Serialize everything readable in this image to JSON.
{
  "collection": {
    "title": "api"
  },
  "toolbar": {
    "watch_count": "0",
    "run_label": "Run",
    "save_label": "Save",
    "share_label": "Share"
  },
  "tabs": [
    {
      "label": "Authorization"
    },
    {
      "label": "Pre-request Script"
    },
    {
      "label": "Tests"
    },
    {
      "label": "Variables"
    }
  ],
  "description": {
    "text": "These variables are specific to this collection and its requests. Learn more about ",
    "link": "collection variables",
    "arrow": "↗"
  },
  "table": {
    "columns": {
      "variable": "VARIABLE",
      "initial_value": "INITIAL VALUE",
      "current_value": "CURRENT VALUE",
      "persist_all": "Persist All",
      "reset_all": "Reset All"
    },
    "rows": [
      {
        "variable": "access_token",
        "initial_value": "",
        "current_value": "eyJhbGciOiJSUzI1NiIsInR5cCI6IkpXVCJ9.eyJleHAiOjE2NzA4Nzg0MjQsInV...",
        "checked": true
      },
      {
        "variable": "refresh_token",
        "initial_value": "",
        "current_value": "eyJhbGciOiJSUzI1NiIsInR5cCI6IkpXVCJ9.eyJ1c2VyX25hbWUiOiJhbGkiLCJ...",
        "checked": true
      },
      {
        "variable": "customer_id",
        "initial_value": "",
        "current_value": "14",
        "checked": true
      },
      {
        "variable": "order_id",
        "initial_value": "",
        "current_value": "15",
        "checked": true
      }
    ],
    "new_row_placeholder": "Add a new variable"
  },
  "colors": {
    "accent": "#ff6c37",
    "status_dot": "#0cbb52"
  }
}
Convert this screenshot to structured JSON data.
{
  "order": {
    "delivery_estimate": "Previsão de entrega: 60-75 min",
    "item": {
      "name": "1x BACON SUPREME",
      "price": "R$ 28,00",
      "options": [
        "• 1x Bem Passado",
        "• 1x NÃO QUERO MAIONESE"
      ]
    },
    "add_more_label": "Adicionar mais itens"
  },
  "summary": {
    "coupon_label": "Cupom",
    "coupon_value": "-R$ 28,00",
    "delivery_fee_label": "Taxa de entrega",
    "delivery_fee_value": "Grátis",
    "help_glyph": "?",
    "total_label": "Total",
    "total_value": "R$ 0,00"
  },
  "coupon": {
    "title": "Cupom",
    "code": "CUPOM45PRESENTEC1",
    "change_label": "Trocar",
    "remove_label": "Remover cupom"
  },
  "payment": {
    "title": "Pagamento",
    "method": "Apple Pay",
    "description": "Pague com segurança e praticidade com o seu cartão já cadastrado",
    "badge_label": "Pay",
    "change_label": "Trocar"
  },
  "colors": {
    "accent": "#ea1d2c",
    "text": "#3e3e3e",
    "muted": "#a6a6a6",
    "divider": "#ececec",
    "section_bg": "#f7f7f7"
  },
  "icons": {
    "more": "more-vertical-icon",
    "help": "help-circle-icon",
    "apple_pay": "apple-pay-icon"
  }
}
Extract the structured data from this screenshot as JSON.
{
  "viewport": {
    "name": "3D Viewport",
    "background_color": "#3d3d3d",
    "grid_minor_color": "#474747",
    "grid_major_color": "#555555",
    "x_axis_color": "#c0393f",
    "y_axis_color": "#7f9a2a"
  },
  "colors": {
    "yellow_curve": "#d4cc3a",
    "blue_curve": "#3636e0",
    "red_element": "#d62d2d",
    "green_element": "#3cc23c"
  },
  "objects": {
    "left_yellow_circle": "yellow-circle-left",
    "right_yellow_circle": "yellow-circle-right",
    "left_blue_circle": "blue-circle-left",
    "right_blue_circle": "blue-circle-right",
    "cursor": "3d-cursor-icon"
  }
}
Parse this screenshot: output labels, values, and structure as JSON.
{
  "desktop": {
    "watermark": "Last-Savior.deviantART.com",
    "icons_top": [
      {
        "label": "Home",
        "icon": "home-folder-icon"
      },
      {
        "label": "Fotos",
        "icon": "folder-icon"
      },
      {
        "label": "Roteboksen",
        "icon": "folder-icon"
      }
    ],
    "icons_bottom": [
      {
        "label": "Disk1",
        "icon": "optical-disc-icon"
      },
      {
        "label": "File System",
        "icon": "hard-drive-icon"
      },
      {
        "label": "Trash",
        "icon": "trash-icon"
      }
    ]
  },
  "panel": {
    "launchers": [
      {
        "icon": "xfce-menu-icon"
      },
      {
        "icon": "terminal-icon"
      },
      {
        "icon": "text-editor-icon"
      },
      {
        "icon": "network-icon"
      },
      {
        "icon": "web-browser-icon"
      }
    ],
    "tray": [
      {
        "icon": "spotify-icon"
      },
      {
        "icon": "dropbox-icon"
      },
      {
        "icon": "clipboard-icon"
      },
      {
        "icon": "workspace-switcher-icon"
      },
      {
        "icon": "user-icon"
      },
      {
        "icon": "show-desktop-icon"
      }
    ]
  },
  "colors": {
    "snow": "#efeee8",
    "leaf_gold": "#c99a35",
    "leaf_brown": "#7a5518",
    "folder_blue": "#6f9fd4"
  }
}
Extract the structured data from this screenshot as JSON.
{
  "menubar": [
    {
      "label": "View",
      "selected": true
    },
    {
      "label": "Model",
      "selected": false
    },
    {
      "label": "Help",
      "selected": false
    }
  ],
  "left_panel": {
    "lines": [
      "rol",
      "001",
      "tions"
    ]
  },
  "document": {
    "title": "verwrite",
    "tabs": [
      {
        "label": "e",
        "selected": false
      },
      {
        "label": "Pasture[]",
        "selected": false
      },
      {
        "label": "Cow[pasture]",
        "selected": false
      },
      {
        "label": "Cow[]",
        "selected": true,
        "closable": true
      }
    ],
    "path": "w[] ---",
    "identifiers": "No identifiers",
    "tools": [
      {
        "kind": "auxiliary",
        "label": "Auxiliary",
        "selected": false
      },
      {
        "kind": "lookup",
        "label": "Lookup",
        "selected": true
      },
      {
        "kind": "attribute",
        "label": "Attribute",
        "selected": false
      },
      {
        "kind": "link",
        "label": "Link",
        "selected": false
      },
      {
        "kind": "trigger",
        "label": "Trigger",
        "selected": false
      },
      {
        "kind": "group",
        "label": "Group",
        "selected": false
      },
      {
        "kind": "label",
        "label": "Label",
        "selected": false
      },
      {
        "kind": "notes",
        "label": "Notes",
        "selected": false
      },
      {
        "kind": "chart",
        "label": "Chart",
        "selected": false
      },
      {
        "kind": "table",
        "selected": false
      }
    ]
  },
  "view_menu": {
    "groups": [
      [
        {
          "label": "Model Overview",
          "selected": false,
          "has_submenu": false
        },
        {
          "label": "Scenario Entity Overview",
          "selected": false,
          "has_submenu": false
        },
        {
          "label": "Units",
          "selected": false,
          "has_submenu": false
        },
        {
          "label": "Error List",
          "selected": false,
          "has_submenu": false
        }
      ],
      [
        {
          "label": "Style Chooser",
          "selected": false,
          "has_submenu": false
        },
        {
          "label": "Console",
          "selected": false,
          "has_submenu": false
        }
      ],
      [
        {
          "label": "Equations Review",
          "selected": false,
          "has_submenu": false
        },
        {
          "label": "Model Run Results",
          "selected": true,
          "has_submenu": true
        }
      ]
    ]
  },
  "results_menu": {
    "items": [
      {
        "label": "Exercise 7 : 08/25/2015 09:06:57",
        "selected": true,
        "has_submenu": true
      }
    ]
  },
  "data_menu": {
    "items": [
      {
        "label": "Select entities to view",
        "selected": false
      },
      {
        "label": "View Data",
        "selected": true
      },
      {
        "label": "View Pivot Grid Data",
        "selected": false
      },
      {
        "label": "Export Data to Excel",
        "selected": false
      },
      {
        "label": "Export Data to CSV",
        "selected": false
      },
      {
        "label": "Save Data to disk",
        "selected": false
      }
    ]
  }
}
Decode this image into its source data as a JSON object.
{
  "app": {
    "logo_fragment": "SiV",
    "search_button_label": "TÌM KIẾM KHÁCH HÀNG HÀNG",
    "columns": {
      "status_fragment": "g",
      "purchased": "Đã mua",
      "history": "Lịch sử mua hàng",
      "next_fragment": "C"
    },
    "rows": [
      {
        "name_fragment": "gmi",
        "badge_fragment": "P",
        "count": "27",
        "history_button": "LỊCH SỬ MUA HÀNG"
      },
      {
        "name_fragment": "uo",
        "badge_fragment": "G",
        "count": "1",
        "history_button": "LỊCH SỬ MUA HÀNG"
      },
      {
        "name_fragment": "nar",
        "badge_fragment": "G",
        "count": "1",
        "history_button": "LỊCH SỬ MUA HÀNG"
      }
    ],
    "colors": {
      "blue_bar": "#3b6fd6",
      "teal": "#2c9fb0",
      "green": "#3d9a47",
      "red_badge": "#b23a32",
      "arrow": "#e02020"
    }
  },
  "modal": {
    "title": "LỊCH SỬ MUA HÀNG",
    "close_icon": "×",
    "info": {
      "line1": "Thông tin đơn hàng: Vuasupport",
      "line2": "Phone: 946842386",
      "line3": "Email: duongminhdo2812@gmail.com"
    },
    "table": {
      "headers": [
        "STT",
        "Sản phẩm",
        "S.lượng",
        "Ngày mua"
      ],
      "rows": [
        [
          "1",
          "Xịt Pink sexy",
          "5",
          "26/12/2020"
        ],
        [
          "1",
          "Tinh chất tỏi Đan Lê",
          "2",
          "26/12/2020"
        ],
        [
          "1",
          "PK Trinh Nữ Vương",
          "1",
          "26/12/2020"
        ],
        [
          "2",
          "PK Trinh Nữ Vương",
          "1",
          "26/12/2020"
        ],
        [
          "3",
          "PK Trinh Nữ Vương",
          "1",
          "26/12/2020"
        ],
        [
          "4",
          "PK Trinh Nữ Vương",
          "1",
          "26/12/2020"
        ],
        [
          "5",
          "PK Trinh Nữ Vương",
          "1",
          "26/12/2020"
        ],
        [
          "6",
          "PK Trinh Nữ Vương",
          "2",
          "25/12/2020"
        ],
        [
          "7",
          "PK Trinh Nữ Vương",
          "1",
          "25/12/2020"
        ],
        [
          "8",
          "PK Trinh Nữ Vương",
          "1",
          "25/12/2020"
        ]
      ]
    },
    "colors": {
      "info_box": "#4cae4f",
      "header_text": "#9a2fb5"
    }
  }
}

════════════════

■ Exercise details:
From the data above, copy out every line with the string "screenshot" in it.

■ Solved problem:
Convert this screenshot to structured JSON data.
Extract the structured data from this screenshot as JSON.
Parse this screenshot: output labels, values, and structure as JSON.
Extract the structured data from this screenshot as JSON.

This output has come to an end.